While the occasional bad mood in a cat is normal, persistent aggressiveness is a problem. It is thus necessary to determine the cause of the aggressive behavior and figure out a way to stop it.
The first step is to take the cat to a veterinarian, for abnormal behavior often indicates illness or injury. Various medical conditions, like unusually high thyroid levels, can increase a cat’s aggressiveness. Pain can also make a cat lash out.
Types of aggression
If the vet gives the cat a clean bill of health, it is time to consider possible behavioral or environmental issues. Feline aggression falls into four broad categories: 1) play-related aggression, 2) fear-based aggression, 3) redirected aggression, and 4) territorial aggression.
Play-related aggression is basically the feline equivalent of roughhousing. The cat is playing by stalking or pouncing and is simply being a bit too rough. The classic example is the cat that likes to pounce on its owner’s feet or another pet’s tail.
In fear-based aggression, the cat is lashing out at a perceived threat. This can include loud noises like the vacuum cleaner or invasion of the cat’s space when someone suddenly grabs them and picks them up.
Redirected aggression occurs when the cat is already upset by something else. For example, it might be looking out the window and see another cat in their yard. If somebody approaches the cat while it is yowling its objections about the intruder, the cat may consider the new arrival a threat and react accordingly.
Territorial aggression is always directed toward other cats. It can develop after a new cat moves into the home or even the neighborhood, and it can develop even if two cats have been living in the same home for a long time.
Resource issues are a common cause of territorial aggression. If two or more cats have to share a single food dish or litter pan, they will often squabble over those resources.
How do you handle aggression in cats?
The first step is to identify the type of aggression and its likely cause. For example, are the cats always fighting each other, or do they go after people or other pets? Is the cat aggressive only under certain conditions? For example, does it react aggressively only if someone tries to pick it up? Identifying the trigger will enable the owner to make needed changes, like getting more food dishes so every cat has its own.
Learning a cat’s body language and vocalizations will help its owner to gauge its mood. A well-known example of feline body language is the arched back with raised fur that indicates fear. Cats also lash their tails when irritated.
It’s important to remember that a cat’s body language differs from that of a dog. Lying on the back with the belly exposed is a show of trust – not a request for belly rubs. Most cats, in fact, find being touched on the stomach threatening and will consequently lash out.
Enrichment also helps a cat. A climbing tree with multiple perches and hidey-holes can provide a safe place to watch the world, and it can be a refuge for a cat being bullied.

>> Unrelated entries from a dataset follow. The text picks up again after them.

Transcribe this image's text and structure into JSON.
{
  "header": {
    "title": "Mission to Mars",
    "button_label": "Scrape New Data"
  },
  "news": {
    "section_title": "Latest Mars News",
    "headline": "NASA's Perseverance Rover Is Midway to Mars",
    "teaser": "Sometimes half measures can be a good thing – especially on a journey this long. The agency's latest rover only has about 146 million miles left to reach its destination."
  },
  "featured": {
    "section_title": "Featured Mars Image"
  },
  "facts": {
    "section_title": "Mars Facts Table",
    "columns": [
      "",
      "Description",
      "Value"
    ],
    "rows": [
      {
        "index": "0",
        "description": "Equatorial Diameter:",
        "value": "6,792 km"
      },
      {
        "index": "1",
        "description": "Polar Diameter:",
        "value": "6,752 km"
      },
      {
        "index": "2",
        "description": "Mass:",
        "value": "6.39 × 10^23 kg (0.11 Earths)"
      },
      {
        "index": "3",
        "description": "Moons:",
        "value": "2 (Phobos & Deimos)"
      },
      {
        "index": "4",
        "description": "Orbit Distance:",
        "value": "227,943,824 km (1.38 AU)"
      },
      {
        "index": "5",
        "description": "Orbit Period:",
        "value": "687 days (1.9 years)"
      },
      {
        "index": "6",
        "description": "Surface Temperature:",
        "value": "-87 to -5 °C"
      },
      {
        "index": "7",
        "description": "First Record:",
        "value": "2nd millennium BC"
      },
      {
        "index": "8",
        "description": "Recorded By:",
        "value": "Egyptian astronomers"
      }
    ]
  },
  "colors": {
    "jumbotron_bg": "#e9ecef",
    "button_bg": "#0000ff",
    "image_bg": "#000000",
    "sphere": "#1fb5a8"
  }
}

Toys, catios, and play sessions can help cats burn off energy and thus calm down. Some cats even enjoy being walked on a leash.
There are thus many ways to handle feline aggression. The owner will have to consider their cat’s personality and environment to choose the best solution.